=== Section Start ===

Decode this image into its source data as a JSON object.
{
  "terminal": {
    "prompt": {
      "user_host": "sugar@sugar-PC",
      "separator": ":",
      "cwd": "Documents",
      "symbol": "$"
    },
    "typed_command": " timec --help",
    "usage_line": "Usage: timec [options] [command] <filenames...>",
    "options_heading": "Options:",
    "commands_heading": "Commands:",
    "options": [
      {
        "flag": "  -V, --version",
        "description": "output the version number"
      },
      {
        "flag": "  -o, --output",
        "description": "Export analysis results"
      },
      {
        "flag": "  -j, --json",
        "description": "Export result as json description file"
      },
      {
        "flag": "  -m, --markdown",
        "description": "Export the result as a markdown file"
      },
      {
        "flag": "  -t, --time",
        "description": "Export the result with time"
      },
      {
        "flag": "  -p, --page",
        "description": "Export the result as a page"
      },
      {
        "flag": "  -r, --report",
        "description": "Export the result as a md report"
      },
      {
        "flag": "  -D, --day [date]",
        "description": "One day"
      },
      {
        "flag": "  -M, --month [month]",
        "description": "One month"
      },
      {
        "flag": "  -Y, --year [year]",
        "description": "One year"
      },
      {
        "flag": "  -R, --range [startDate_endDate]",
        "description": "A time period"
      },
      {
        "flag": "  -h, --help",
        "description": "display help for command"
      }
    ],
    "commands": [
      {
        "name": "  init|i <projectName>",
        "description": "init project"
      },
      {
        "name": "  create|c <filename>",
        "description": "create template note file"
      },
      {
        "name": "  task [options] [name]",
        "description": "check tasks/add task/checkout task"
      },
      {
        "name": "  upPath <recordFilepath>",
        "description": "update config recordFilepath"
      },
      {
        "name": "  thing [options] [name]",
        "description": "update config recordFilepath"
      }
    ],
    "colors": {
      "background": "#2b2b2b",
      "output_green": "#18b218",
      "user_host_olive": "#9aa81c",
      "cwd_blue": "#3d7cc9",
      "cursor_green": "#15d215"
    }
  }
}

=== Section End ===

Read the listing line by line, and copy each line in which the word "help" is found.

• Exercise solution
    "typed_command": " timec --help",
        "flag": "  -h, --help",
        "description": "display help for command"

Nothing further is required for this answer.